- Exercise objective
For the data that follows, report how many lines include the string "placeholder", and write the number alone.

--------

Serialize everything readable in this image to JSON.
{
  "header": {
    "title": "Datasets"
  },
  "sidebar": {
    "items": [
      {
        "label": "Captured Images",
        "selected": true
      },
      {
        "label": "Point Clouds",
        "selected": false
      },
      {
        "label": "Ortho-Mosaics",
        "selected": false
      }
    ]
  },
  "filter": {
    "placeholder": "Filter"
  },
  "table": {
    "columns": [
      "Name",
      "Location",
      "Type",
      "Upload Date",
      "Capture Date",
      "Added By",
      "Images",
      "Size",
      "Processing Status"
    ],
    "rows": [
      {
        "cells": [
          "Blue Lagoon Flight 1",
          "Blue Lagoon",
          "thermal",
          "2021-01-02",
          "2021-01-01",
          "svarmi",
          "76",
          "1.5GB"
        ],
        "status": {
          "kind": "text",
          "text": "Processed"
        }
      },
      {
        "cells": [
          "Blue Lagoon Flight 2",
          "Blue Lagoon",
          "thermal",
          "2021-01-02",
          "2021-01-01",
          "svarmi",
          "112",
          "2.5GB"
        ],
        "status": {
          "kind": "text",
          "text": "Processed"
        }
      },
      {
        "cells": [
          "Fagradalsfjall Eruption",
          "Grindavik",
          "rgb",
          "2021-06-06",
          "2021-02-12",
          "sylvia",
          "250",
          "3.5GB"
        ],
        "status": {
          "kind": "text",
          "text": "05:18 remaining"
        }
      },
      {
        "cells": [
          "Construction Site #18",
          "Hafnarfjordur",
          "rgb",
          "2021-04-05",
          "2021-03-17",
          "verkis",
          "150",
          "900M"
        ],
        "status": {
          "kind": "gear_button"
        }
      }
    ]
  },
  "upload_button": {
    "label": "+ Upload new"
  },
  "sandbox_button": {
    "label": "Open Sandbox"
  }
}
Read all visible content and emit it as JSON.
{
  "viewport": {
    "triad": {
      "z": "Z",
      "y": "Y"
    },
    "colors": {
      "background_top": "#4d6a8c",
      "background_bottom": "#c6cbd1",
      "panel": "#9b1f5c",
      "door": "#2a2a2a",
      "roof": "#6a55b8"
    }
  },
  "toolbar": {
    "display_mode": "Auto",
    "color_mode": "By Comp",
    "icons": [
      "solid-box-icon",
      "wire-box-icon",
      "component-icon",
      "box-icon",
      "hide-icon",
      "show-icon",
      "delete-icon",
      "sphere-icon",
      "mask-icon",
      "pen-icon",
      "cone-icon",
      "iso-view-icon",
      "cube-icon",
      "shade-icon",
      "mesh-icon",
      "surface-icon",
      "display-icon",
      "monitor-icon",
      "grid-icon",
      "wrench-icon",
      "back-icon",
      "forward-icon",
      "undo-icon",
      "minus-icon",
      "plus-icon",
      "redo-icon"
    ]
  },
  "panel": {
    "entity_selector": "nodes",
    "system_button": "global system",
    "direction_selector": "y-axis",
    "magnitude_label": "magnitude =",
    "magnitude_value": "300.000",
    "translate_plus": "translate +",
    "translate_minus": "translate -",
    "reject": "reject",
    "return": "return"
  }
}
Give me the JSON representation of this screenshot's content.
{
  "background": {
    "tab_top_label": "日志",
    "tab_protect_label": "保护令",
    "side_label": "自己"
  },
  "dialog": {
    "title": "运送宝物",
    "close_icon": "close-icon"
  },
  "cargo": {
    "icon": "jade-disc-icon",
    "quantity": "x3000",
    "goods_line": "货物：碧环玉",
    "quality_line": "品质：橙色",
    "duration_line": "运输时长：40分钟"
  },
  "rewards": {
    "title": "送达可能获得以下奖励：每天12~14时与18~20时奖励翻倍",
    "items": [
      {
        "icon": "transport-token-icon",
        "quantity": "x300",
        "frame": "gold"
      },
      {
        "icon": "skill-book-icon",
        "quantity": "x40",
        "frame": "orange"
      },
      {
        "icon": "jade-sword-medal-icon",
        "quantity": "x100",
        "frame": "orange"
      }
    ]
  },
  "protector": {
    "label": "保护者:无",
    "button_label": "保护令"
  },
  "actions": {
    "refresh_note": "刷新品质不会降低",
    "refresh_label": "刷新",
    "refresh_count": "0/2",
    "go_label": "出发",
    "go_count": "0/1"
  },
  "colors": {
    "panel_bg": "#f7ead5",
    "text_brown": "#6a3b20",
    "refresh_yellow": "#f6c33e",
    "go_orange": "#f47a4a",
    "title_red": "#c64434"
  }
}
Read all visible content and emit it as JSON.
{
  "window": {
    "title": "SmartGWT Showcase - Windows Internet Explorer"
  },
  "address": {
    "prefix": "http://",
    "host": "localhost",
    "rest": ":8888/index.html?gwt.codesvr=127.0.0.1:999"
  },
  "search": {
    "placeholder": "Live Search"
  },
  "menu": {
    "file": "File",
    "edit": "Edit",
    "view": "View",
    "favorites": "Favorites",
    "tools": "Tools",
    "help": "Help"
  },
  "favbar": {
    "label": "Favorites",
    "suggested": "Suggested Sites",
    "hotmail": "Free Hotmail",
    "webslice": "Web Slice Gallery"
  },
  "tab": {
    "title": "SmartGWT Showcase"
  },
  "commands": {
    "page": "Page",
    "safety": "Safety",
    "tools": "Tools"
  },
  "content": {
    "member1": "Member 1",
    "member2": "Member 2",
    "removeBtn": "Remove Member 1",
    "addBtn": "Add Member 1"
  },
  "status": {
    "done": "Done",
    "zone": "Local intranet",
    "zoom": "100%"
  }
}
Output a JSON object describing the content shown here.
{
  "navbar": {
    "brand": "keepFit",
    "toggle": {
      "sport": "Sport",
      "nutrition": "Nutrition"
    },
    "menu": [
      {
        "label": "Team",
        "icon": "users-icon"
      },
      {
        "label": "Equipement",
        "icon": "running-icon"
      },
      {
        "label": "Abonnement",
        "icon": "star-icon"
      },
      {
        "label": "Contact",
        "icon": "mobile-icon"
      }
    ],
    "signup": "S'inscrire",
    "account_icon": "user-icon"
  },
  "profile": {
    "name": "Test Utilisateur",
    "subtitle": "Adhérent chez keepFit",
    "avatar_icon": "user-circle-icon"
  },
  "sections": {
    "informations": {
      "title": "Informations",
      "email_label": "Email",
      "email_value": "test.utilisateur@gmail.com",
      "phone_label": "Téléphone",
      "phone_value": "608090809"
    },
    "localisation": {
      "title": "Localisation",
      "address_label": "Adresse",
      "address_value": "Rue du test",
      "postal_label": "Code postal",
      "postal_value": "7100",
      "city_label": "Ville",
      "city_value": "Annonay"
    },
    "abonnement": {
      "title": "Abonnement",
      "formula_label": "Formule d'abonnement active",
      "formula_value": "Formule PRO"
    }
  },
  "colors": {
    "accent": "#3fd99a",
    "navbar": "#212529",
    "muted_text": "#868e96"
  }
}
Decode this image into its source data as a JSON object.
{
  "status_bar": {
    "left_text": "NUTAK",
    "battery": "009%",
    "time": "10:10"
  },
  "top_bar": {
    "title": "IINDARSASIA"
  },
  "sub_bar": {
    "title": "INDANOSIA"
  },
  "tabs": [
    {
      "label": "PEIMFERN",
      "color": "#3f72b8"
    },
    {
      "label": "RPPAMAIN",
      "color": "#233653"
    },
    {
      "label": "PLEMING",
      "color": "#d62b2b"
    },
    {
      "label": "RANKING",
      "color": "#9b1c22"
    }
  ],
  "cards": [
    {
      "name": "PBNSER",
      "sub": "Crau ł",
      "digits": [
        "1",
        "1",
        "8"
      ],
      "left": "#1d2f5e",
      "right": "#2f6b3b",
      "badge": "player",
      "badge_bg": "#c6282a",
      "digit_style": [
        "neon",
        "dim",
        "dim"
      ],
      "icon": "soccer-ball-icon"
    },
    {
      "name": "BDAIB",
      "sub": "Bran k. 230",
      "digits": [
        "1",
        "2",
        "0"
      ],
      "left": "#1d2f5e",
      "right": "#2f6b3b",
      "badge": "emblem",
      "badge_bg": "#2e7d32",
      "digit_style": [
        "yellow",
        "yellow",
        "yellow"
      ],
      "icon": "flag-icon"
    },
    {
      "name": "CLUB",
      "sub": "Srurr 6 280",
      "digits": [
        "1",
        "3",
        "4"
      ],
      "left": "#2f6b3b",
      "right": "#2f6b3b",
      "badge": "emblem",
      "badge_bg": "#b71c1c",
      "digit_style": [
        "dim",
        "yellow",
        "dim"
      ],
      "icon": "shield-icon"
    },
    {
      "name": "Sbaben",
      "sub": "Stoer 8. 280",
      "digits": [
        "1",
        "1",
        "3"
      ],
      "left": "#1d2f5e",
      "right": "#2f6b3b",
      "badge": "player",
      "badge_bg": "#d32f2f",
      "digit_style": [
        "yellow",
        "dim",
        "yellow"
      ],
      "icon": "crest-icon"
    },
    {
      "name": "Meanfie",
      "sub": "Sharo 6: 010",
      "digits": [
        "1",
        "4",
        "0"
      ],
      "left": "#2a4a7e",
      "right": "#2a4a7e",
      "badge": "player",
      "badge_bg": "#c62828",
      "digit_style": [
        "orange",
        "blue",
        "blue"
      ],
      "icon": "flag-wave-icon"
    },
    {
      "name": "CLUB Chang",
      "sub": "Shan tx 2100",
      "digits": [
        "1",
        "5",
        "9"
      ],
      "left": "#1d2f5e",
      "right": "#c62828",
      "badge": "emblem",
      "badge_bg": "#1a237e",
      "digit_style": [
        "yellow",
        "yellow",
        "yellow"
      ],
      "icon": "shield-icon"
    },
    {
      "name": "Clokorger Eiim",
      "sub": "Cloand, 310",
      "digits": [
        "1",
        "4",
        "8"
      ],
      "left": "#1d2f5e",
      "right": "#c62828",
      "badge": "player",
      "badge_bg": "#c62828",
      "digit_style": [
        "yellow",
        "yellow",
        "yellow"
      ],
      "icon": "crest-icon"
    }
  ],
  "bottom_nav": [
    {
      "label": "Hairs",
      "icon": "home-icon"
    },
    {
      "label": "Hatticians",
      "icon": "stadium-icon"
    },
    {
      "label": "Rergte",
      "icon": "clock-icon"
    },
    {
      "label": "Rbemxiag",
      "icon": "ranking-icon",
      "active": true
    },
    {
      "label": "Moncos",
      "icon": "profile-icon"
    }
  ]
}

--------

- Task response
2